Content starts

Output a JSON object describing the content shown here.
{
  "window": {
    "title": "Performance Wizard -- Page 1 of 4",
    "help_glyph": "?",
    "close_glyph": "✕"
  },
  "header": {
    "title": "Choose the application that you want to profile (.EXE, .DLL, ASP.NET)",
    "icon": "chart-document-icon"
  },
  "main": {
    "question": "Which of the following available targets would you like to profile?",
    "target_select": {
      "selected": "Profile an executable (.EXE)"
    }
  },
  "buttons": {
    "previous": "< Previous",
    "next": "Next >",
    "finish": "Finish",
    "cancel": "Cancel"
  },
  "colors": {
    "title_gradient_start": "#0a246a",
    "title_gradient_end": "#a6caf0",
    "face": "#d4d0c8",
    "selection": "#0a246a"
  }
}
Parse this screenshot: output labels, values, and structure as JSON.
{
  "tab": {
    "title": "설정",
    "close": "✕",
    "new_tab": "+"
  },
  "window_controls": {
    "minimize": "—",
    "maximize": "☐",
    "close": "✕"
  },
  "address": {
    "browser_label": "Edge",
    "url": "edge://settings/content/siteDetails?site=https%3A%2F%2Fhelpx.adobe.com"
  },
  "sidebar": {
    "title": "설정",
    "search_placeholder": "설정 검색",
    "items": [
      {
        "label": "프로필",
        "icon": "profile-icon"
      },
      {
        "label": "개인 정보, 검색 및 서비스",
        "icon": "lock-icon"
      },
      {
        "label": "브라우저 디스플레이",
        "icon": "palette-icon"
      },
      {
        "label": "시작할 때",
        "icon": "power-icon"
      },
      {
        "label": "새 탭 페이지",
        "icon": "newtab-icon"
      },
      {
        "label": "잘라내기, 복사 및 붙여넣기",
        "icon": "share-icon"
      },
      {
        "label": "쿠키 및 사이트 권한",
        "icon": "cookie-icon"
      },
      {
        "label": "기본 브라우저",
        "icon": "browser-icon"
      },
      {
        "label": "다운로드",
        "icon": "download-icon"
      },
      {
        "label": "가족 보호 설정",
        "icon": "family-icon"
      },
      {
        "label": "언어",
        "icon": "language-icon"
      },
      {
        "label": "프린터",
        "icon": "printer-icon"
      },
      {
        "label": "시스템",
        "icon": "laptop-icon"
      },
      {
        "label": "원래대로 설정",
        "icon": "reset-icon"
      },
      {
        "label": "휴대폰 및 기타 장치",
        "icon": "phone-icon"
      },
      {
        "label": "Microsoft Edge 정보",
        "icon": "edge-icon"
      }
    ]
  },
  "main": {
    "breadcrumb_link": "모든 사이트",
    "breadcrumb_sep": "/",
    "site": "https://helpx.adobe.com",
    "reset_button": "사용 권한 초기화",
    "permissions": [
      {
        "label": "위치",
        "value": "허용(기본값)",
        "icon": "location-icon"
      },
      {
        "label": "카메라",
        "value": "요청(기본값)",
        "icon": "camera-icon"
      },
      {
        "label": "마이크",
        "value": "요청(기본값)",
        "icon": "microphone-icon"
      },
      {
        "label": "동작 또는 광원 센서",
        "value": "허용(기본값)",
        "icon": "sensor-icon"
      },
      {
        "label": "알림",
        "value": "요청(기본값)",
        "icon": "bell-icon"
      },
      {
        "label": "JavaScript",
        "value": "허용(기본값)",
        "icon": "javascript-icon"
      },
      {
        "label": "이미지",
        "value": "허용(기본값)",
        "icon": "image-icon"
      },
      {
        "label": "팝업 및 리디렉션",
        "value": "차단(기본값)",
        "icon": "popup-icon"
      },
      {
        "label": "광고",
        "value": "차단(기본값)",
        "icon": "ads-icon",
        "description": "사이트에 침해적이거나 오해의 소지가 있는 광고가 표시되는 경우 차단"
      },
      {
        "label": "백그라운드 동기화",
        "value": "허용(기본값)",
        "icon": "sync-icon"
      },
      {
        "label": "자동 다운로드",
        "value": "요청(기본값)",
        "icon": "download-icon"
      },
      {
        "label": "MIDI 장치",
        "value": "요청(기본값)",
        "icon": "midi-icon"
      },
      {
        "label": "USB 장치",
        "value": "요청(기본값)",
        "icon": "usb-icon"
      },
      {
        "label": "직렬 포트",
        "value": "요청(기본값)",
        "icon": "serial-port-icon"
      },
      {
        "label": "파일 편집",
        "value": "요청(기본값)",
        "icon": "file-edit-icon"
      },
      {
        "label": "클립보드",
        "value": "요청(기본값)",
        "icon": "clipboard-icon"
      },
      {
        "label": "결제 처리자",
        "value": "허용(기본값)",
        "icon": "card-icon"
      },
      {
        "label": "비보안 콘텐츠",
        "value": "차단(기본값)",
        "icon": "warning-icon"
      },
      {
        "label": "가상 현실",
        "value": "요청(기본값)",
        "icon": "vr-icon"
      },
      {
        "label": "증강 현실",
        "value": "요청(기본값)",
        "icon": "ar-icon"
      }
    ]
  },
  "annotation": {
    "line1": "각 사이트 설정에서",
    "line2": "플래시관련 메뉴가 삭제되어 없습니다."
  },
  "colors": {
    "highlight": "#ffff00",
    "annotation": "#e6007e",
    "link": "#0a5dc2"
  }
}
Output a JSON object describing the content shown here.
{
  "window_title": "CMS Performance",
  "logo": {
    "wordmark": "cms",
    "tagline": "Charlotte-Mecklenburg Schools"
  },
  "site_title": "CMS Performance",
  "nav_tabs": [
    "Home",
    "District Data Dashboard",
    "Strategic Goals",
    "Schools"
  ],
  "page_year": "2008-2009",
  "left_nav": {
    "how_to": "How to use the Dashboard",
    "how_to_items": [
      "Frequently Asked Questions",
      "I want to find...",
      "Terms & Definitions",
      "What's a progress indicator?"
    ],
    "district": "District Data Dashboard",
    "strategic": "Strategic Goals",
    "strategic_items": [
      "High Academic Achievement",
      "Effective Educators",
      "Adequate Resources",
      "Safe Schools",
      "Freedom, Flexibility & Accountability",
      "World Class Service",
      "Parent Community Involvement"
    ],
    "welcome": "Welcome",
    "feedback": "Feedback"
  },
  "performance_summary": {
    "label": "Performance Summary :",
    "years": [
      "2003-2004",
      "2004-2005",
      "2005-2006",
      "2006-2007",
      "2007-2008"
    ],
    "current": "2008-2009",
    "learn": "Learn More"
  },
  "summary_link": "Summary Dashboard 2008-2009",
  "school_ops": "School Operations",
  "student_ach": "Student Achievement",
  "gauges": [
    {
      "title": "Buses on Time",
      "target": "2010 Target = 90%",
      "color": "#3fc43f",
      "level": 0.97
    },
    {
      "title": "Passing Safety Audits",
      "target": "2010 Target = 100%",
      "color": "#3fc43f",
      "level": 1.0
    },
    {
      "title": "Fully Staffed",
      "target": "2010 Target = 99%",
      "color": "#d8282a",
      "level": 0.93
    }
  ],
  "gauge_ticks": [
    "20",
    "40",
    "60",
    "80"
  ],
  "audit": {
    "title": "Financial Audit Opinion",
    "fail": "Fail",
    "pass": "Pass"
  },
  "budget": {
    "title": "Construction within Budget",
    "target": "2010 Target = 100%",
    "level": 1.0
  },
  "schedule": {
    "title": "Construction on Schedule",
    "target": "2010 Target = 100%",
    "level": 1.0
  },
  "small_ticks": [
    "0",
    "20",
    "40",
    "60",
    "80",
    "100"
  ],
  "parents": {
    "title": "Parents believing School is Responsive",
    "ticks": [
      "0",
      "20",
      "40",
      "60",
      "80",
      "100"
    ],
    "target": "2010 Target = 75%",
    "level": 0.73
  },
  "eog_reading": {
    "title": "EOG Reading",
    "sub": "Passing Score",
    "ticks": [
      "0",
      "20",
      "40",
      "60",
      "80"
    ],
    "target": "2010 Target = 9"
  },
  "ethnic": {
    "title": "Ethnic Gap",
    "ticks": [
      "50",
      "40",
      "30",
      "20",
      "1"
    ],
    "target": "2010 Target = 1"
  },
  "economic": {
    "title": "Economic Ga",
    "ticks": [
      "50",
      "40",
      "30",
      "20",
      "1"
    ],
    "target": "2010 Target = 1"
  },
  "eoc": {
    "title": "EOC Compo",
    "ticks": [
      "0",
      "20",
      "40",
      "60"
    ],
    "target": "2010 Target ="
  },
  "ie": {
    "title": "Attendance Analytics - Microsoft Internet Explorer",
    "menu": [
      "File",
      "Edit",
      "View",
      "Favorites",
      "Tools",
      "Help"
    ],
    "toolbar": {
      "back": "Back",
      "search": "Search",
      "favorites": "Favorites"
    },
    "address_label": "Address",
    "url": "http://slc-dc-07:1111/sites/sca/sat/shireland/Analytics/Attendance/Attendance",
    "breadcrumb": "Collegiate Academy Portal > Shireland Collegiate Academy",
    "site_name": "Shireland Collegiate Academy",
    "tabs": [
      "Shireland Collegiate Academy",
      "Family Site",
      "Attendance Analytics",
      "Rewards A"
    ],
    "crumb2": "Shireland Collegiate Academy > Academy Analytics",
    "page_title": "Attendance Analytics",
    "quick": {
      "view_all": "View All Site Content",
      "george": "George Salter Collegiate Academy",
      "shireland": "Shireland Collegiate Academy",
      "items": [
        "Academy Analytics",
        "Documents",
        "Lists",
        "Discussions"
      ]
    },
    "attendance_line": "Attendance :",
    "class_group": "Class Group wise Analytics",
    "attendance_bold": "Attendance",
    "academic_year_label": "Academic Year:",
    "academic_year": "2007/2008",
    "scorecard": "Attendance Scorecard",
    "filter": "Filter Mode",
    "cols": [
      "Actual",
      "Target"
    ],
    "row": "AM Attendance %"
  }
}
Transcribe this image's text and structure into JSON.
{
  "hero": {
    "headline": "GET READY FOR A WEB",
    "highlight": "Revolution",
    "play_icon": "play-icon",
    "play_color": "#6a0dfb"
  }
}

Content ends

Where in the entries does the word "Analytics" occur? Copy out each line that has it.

    "title": "Attendance Analytics - Microsoft Internet Explorer",
    "url": "http://slc-dc-07:1111/sites/sca/sat/shireland/Analytics/Attendance/Attendance",
      "Attendance Analytics",
    "crumb2": "Shireland Collegiate Academy > Academy Analytics",
    "page_title": "Attendance Analytics",
        "Academy Analytics",
    "class_group": "Class Group wise Analytics",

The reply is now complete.